--- TASK INPUT ---

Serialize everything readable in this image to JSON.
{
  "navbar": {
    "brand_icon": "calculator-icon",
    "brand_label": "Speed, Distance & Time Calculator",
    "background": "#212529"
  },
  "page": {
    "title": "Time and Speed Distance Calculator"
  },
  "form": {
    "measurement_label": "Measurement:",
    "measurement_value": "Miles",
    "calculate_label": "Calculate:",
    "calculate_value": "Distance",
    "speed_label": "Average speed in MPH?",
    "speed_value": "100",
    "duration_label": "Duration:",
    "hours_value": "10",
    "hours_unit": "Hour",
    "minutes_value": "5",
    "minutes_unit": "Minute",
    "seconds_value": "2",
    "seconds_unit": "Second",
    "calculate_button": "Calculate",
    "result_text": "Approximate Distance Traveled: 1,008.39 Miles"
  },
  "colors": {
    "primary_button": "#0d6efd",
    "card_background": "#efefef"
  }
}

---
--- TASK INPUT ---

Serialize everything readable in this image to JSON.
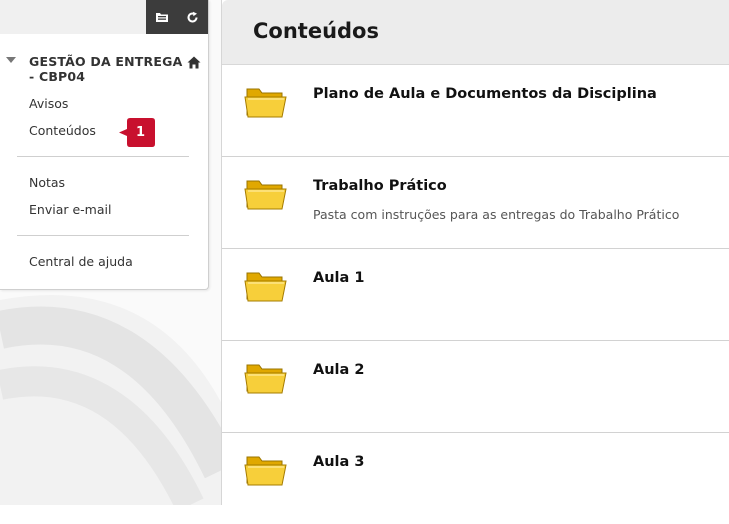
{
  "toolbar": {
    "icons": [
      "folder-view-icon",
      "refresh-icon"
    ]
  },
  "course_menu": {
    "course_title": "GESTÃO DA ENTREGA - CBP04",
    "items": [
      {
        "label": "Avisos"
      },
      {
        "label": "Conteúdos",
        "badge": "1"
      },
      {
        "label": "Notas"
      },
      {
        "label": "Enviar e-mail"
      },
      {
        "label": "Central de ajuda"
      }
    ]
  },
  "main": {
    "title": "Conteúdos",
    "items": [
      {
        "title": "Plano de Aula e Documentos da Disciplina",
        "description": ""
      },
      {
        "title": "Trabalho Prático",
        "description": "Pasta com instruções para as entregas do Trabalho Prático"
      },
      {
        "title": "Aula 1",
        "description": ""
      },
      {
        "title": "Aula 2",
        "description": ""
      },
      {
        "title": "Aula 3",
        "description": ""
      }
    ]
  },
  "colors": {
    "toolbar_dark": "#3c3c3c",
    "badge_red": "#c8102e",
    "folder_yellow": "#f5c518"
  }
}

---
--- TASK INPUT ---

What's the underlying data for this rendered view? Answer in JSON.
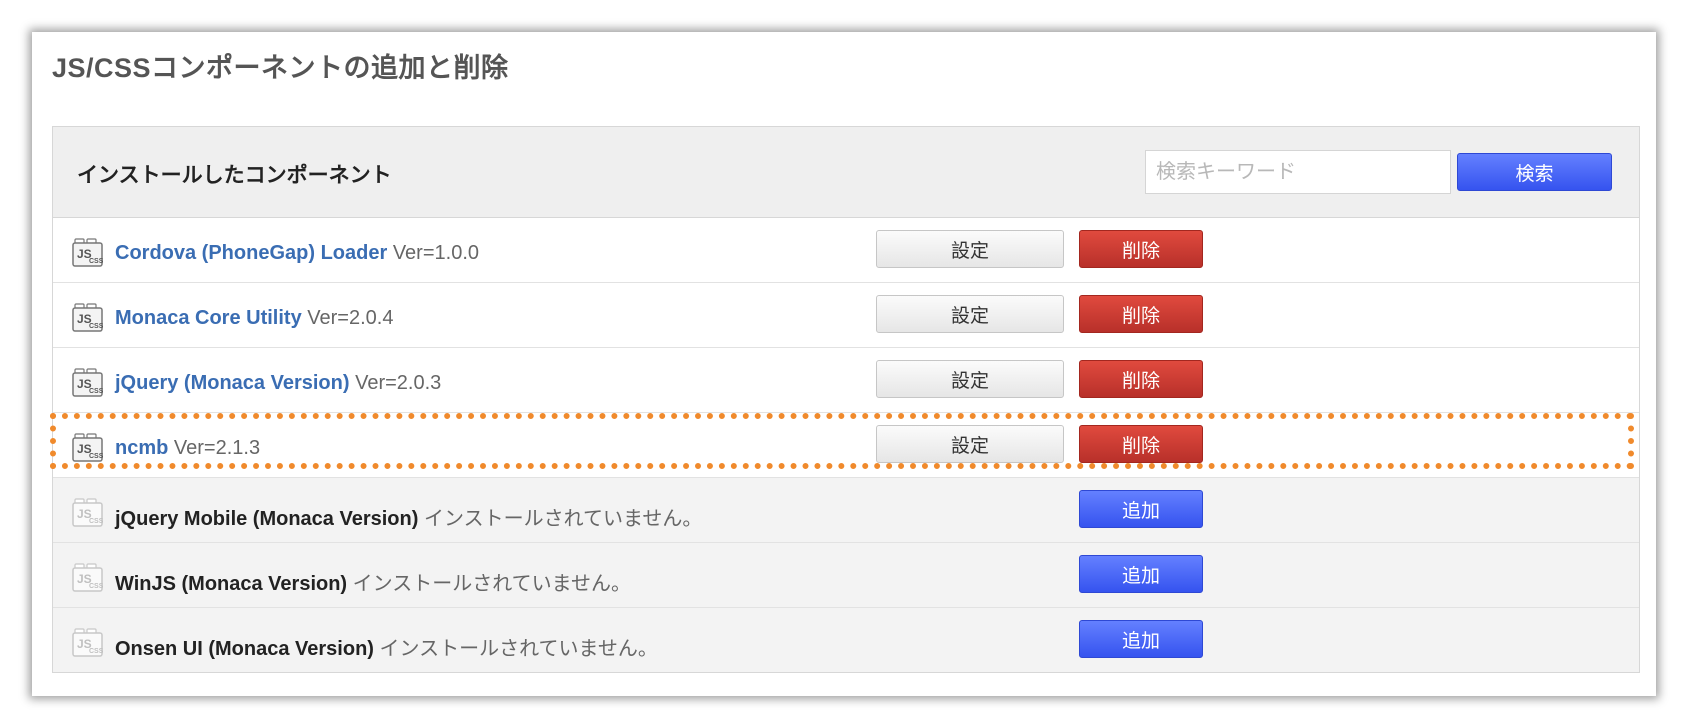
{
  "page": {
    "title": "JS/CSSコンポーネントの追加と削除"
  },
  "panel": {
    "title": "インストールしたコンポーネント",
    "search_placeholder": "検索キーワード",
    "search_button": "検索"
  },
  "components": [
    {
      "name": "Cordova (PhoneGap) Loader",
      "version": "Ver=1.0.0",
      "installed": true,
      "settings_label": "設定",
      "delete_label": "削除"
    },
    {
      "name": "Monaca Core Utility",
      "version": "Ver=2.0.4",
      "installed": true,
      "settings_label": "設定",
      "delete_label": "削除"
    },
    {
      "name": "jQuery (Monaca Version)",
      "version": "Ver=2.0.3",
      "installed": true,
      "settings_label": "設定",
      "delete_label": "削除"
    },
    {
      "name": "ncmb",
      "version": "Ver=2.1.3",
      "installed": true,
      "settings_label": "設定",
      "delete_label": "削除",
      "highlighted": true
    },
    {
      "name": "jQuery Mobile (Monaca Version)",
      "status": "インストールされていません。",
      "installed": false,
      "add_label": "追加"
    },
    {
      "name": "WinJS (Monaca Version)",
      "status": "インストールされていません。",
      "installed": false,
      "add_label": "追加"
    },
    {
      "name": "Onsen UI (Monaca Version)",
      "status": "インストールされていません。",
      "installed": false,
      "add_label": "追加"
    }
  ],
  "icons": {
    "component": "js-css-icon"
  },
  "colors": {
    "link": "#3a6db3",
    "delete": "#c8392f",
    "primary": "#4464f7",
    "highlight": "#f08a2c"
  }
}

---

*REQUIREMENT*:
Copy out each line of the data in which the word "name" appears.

*RESULT FOR THIS EXERCISE*:
      "name": "Cordova (PhoneGap) Loader",
      "name": "Monaca Core Utility",
      "name": "jQuery (Monaca Version)",
      "name": "ncmb",
      "name": "jQuery Mobile (Monaca Version)",
      "name": "WinJS (Monaca Version)",
      "name": "Onsen UI (Monaca Version)",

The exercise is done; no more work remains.